21. jordan, m., ghahramani, Z., jaakkola, t. and Saul, l.
an introduction to variational methods for graphical
models. Machine Learning 37, 2 (1999), 183–233.
22. Koller, d. and Friedman, n. Probabilistic Graphical
Models: Principles and Techniques. mit press,
Cambridge, ma, 2009.
23. Koller, d. and pfeffer, a. object-oriented bayesian
networks. in Proceedings of the 13th Conference on
Uncertainty in Artificial Intelligence (1997), 302–313.
24. lauritzen, S.l. and Spiegelhalter, d.j. local
computations with probabilities on graphical
structures and their application to expert systems.
Journal of Royal Statistics Society, Series B 50, 2
25. mengshoel, o., darwiche, a., Cascio, K., Chavira, m.,
poll, S. and Uckun, S. diagnosing faults in electrical
power systems of spacecraft and aircraft. in
Proceedings of the 20th Innovative Applications of
Artificial Intelligence Conference (2008), 1699–1705.
26. milch, b., marthi, b., russell, S., Sontag, d., ong, d.
and Kolobov, a. blog: probabilistic models with
unknown objects. in Proceedings of the International
Joint Conference on Artificial Intelligence (2005),
27. neapolitan, r. Learning Bayesian Networks. prentice
hall, englewood, nj, 2004.
28. pearl, j. bayesian networks: a model of self-activated memory for evidential reasoning. in
Proceedings of the Cognitive Science Society (1985),
29. pearl, j. Probabilistic Reasoning in Intelligent
Systems: Networks of Plausible Inference. morgan
30. pearl, j. Causality: Models, Reasoning, and Inference.
Cambridge University press, 2000.
31. durbin, a.K.r., eddy, S. and mitchison, g. Biological
Sequence Analysis: Probabilistic Models of Proteins
and Nucleic Acids. Cambridge University press, 1998.
32. Smyth, p., heckerman, d. and jordan, m. probabilistic
independence networks for hidden markov probability
models. Neural Computation 9, 2 (1997), 227–269.
33. Steyvers, m. and griffiths, t. probabilistic topic
models. Handbook of Latent Semantic Analysis. t. K.
landauer, d. S. mcnamara, S. dennis, and W. Kintsch,
eds. 2007, 427–448.
34. Szeliski, r., Zabih, r., Scharstein, d., Veksler,
o., Kolmogorov, V., agarwala, a., tappen, m.F.
and rother, C. a comparative study of energy
minimization methods for markov random fields with
smoothness-based priors. IEEE Trans. Pattern Anal.
Mach. Intell. 30, 6 (2008), 1068–1080.
35. yedidia, j., Freeman, W. and Weiss, y. Constructing
free-energy approximations and generalized belief
propagation algorithms. IEEE Transactions on

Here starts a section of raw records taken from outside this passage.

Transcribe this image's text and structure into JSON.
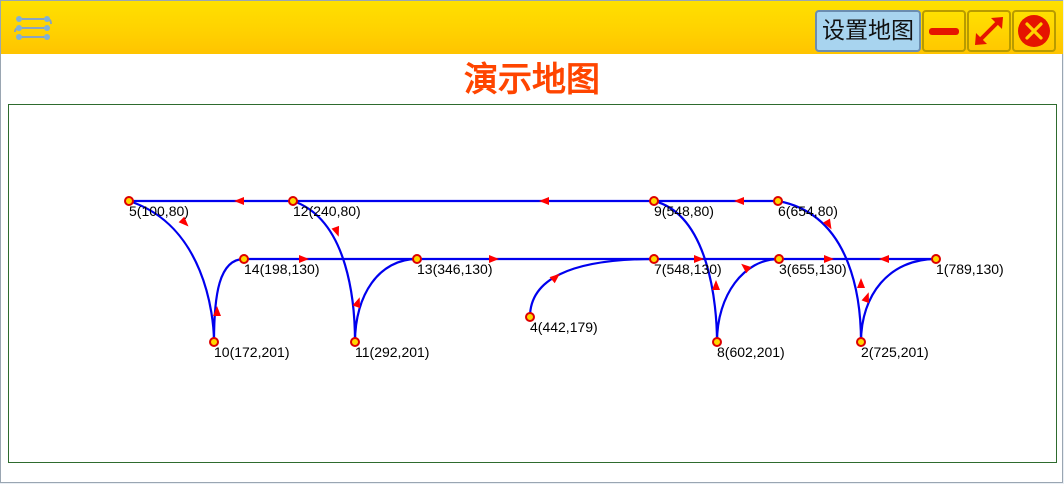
{
  "window": {
    "app_icon": "route-map-icon",
    "set_map_label": "设置地图",
    "minimize_icon": "minimize-icon",
    "maximize_icon": "maximize-icon",
    "close_icon": "close-icon"
  },
  "heading": "演示地图",
  "map": {
    "colors": {
      "path": "#0000ee",
      "arrow": "#ff0000",
      "node_fill": "#ffd700",
      "node_stroke": "#dd0000"
    },
    "nodes": [
      {
        "id": 1,
        "label": "1(789,130)"
      },
      {
        "id": 2,
        "label": "2(725,201)"
      },
      {
        "id": 3,
        "label": "3(655,130)"
      },
      {
        "id": 4,
        "label": "4(442,179)"
      },
      {
        "id": 5,
        "label": "5(100,80)"
      },
      {
        "id": 6,
        "label": "6(654,80)"
      },
      {
        "id": 7,
        "label": "7(548,130)"
      },
      {
        "id": 8,
        "label": "8(602,201)"
      },
      {
        "id": 9,
        "label": "9(548,80)"
      },
      {
        "id": 10,
        "label": "10(172,201)"
      },
      {
        "id": 11,
        "label": "11(292,201)"
      },
      {
        "id": 12,
        "label": "12(240,80)"
      },
      {
        "id": 13,
        "label": "13(346,130)"
      },
      {
        "id": 14,
        "label": "14(198,130)"
      }
    ]
  }
}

Information Theory 1, 7 (2005), 2282–2312.
36. Zhang, n.l. and poole, d. a simple approach to
bayesian network computations. in Proceedings
of the 10th Conference on Uncertainty in Artificial
Intelligence, (1994), 171–178.
Adnan Darwiche ( firstname.lastname@example.org) is a professor
and former chair of the computer science department at
the University of California, los angeles, where he also
directs the automated reasoning group.